Start of THE DATA

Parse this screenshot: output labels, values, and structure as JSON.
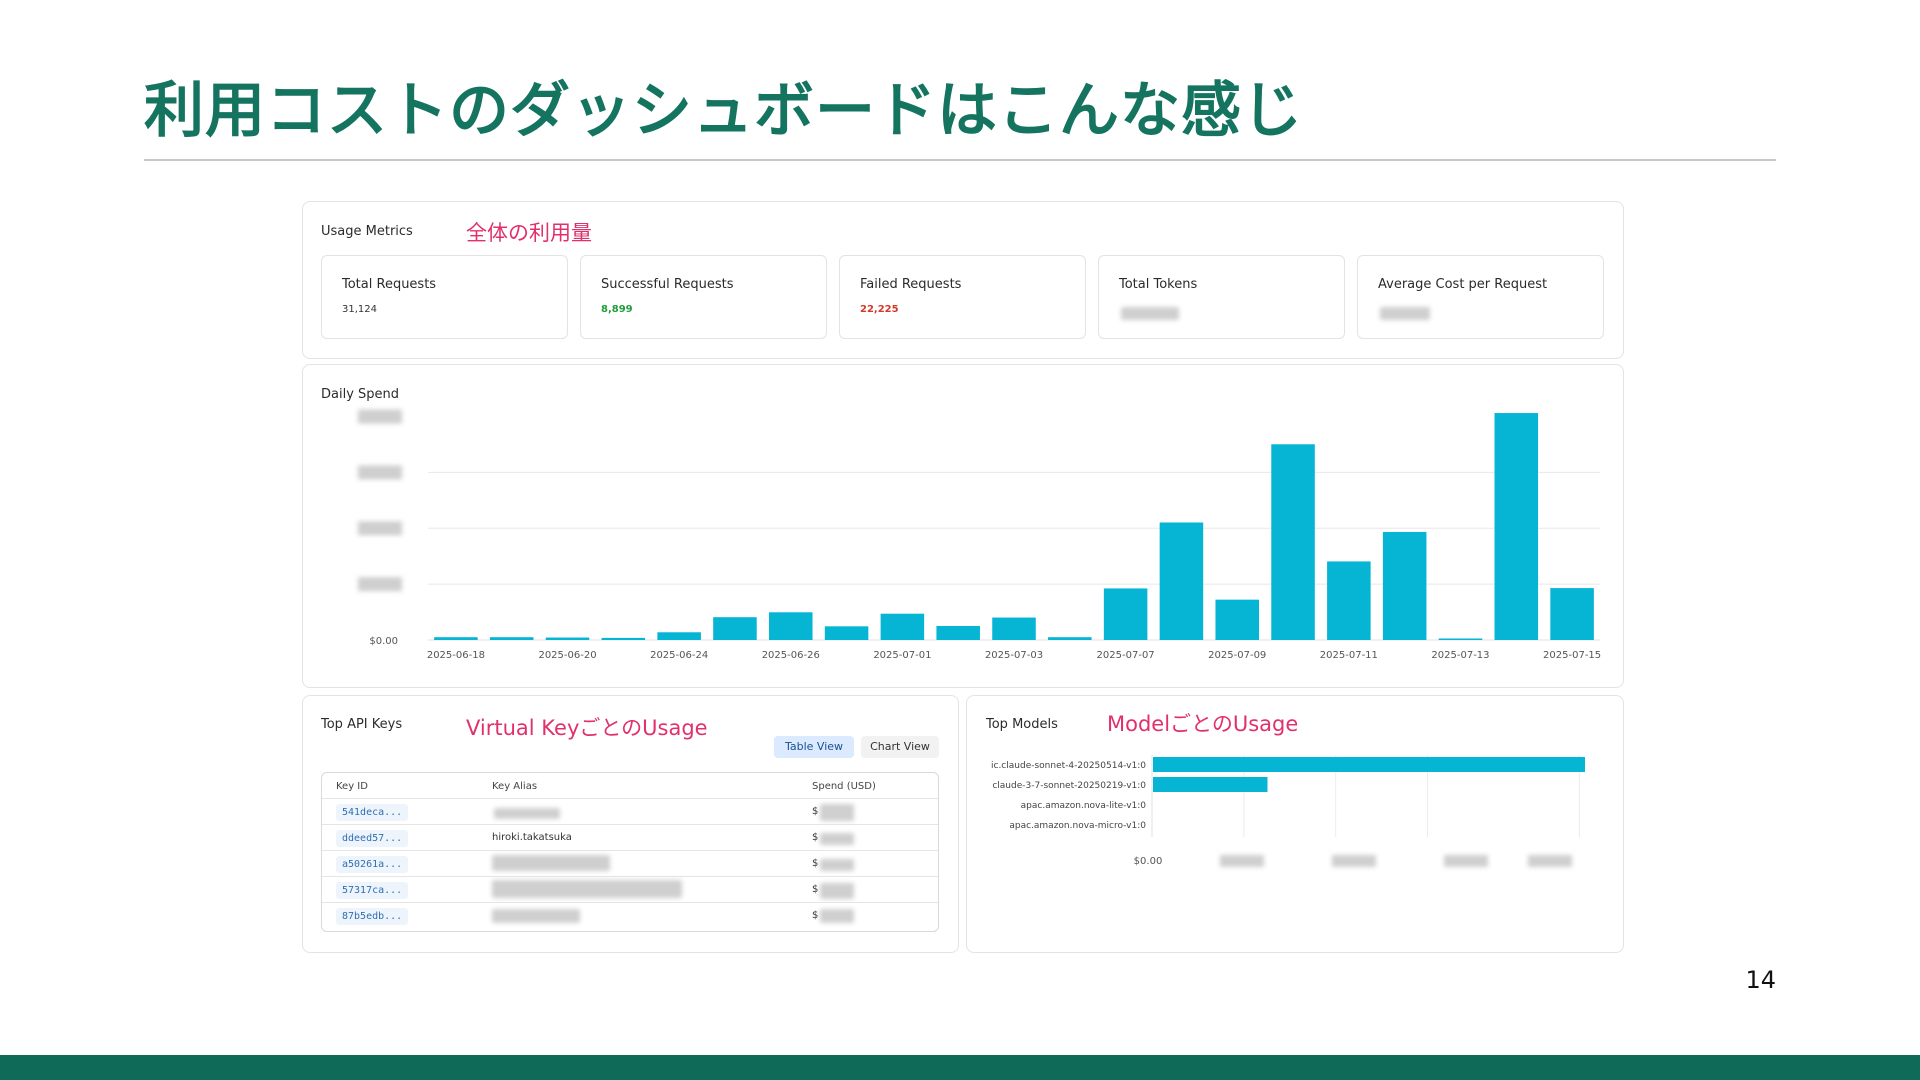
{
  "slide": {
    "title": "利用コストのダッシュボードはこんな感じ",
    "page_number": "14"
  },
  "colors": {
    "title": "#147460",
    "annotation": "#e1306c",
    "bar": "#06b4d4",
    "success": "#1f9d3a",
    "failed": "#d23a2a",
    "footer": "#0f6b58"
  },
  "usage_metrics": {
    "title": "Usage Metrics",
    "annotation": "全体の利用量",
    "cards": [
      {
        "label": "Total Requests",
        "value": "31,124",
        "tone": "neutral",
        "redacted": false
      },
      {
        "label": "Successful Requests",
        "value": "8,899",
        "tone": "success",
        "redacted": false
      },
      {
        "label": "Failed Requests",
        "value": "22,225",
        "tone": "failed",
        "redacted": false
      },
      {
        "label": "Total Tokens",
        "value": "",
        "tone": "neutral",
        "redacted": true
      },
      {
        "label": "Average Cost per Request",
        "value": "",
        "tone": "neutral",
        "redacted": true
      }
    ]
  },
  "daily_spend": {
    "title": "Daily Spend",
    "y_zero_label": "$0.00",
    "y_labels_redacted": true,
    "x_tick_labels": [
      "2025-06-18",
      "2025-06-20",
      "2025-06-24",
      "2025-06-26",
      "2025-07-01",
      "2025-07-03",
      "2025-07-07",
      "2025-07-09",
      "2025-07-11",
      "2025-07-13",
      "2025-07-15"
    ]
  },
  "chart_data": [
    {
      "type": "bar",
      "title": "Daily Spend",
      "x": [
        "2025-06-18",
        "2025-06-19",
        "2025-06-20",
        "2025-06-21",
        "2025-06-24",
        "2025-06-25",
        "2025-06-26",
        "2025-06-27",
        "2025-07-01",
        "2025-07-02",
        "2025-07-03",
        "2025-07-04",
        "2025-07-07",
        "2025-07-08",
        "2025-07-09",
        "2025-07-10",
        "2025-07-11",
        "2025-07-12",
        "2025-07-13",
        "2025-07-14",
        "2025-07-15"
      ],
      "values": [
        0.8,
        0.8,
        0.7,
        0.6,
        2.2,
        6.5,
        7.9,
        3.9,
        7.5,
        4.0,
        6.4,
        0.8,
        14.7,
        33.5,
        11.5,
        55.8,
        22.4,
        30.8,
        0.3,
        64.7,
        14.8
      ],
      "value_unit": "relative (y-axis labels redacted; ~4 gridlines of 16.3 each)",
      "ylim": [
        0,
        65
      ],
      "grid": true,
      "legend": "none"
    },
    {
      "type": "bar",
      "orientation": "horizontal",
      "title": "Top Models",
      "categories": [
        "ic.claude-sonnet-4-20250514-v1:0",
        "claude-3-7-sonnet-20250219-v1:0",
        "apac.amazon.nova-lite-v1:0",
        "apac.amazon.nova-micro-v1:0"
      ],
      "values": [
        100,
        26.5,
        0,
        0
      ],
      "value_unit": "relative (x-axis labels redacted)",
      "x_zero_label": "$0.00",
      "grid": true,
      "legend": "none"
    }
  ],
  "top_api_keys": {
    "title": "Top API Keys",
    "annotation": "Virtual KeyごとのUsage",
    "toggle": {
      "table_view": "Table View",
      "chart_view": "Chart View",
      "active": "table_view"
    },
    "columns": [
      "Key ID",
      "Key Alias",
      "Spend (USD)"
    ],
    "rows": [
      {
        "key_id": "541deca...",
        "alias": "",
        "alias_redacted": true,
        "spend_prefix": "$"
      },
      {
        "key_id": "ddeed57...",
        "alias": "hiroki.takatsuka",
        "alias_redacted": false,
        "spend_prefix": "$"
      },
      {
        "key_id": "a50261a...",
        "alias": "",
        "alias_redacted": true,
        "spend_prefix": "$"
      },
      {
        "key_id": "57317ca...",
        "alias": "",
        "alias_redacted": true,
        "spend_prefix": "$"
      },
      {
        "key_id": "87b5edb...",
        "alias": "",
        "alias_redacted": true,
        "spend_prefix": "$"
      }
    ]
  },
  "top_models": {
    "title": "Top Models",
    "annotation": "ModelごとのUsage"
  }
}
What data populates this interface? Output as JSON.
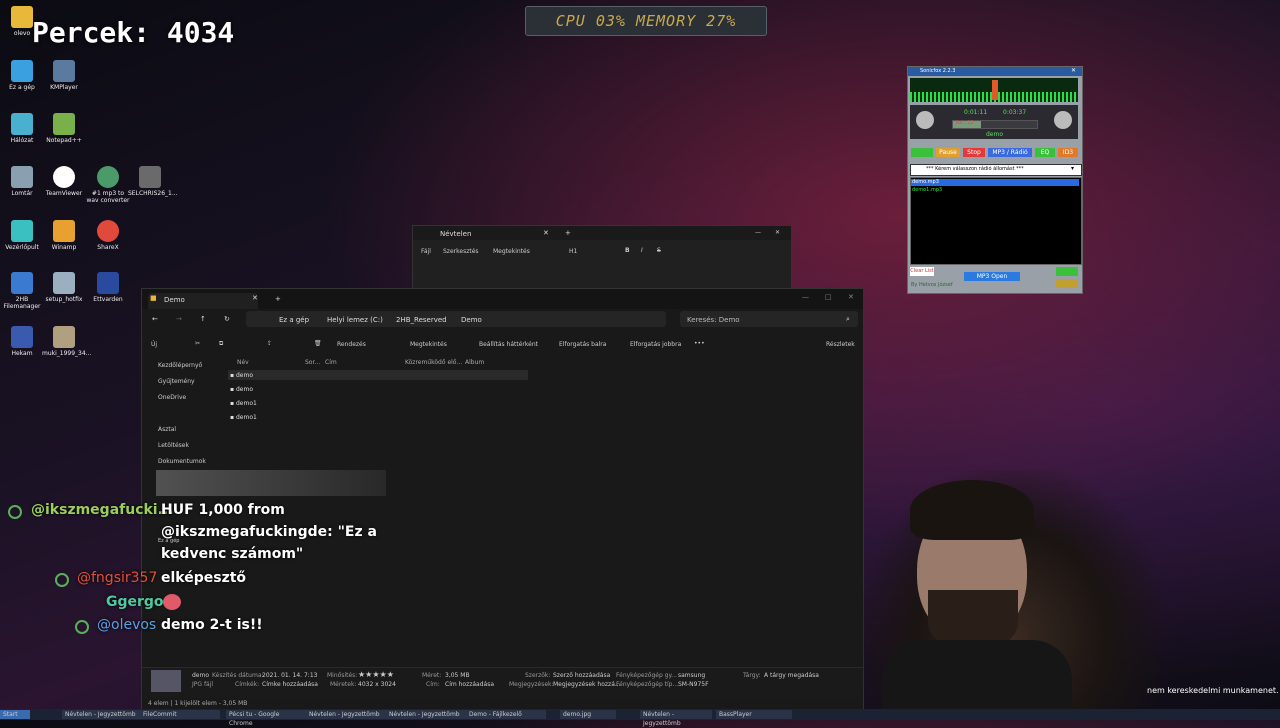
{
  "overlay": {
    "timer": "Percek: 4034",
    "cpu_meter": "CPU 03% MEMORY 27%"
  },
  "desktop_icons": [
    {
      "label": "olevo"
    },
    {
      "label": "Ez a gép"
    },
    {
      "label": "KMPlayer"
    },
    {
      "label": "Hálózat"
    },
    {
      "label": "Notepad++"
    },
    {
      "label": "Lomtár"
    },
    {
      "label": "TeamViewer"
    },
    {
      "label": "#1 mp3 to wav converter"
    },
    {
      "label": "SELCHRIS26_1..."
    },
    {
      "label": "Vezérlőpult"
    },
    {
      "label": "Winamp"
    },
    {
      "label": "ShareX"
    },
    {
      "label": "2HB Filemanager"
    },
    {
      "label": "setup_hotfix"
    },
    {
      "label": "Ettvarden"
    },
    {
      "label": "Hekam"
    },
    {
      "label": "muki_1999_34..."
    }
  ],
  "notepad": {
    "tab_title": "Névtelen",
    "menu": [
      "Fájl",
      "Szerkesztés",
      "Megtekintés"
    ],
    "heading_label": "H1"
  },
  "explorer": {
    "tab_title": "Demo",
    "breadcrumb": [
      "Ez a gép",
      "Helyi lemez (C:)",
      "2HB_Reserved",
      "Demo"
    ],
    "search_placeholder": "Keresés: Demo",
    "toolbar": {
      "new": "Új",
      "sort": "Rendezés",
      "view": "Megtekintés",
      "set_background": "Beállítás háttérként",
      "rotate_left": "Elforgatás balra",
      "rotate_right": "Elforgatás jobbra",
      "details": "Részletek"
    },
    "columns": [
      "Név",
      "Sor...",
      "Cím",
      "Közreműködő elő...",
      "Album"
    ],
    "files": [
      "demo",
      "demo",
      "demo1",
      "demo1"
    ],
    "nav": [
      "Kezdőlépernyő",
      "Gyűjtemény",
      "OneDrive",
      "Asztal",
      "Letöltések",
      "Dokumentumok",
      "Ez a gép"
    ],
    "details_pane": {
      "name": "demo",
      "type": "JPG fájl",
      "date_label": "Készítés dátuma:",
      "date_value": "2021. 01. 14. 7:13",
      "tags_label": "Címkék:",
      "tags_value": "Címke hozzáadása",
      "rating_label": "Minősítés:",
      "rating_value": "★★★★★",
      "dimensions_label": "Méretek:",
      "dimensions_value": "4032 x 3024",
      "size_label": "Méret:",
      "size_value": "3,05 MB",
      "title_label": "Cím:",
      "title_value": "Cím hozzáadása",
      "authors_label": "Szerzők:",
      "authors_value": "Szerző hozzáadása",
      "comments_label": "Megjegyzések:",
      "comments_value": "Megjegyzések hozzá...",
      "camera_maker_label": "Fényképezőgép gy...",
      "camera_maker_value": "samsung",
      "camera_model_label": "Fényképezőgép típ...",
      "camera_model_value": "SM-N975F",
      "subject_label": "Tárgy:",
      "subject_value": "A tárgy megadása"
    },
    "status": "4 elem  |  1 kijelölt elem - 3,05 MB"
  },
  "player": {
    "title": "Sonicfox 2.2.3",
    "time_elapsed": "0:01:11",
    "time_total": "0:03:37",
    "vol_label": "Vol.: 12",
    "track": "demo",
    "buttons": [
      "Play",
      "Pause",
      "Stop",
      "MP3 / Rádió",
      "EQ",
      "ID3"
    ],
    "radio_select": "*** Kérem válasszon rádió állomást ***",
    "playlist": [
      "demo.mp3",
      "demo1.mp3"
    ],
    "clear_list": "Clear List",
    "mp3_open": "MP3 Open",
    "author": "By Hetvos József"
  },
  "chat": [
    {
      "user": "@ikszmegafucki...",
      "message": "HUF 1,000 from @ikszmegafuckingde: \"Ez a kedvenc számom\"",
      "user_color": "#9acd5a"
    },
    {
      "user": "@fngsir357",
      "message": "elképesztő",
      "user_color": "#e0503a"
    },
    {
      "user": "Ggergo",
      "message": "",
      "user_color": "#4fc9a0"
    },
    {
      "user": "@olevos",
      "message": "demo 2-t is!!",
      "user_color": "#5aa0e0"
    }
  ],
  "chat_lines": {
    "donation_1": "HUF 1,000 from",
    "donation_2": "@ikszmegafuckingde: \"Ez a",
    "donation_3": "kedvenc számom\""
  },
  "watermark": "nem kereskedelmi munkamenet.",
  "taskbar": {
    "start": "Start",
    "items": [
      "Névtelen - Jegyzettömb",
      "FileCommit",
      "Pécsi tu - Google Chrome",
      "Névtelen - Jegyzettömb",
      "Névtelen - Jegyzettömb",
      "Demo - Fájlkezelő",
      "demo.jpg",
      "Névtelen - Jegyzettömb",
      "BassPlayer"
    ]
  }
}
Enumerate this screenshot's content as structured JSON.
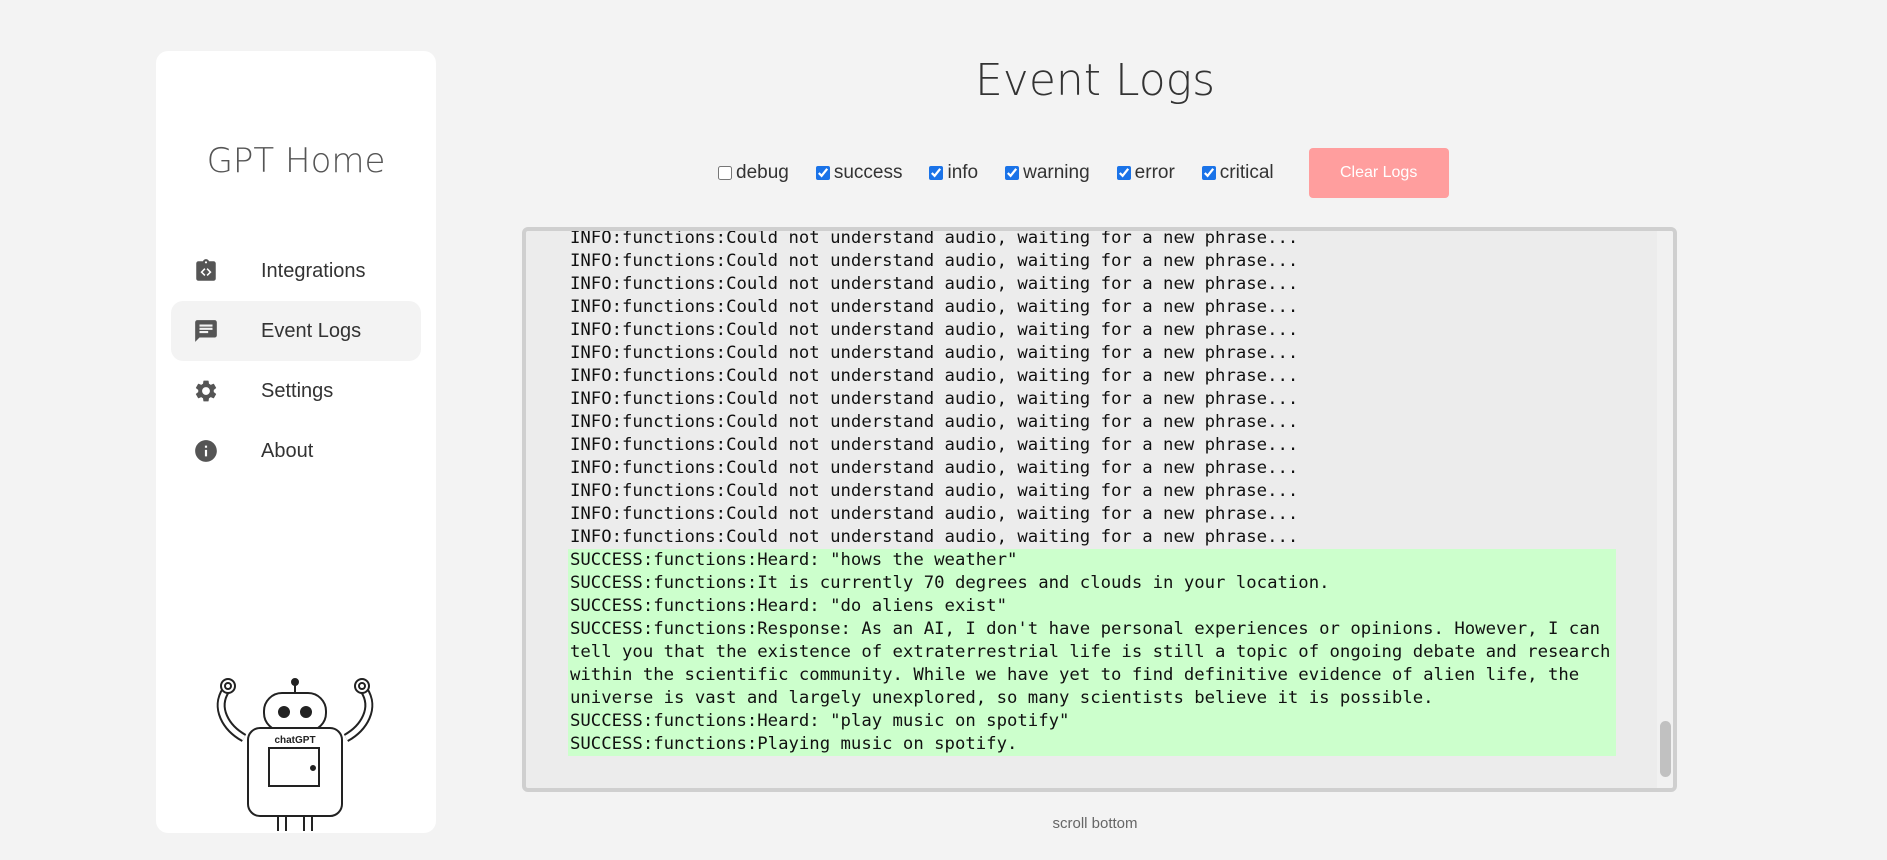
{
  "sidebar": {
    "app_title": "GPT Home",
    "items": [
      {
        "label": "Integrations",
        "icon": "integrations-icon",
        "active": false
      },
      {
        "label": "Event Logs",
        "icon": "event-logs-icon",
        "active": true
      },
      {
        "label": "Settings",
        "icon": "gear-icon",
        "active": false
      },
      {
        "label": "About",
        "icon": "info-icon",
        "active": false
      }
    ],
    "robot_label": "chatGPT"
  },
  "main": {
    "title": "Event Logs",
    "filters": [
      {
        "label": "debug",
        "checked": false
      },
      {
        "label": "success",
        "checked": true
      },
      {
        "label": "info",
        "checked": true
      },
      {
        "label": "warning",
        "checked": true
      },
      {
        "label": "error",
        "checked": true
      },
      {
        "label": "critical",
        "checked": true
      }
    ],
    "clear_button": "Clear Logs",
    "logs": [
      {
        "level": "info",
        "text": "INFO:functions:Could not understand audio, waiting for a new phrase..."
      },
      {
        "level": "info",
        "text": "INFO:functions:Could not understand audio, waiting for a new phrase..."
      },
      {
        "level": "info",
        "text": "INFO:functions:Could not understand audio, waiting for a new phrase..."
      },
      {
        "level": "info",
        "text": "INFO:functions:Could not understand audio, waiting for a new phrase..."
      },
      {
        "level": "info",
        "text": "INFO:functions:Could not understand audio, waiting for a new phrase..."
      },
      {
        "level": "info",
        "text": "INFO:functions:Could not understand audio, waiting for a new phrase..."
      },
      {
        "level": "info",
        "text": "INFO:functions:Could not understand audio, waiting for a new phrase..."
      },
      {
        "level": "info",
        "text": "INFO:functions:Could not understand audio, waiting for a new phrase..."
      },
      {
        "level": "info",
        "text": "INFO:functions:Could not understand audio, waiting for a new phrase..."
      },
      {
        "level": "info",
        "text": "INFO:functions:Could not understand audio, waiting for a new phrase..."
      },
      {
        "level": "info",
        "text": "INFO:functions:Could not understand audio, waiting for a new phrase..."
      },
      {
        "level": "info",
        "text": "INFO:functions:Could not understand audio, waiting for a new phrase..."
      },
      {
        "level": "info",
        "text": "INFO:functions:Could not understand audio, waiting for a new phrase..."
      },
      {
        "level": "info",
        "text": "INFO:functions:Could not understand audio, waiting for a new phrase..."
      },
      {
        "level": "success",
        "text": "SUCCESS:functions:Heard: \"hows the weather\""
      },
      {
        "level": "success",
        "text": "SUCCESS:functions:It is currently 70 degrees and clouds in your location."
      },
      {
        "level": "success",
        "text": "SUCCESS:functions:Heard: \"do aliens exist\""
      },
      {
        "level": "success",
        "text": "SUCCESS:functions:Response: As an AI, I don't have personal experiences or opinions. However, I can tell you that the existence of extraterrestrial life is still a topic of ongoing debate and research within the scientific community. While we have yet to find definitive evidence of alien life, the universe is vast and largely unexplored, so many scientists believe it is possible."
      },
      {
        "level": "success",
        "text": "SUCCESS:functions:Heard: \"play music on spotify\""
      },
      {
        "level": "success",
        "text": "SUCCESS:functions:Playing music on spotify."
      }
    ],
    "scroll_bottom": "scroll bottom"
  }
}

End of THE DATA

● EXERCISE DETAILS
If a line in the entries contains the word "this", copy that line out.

● EXERCISE RESULT
Parse this screenshot: output labels, values, and structure as JSON.
What data populates this interface? Output as JSON.
Enumerate this screenshot's content as structured JSON.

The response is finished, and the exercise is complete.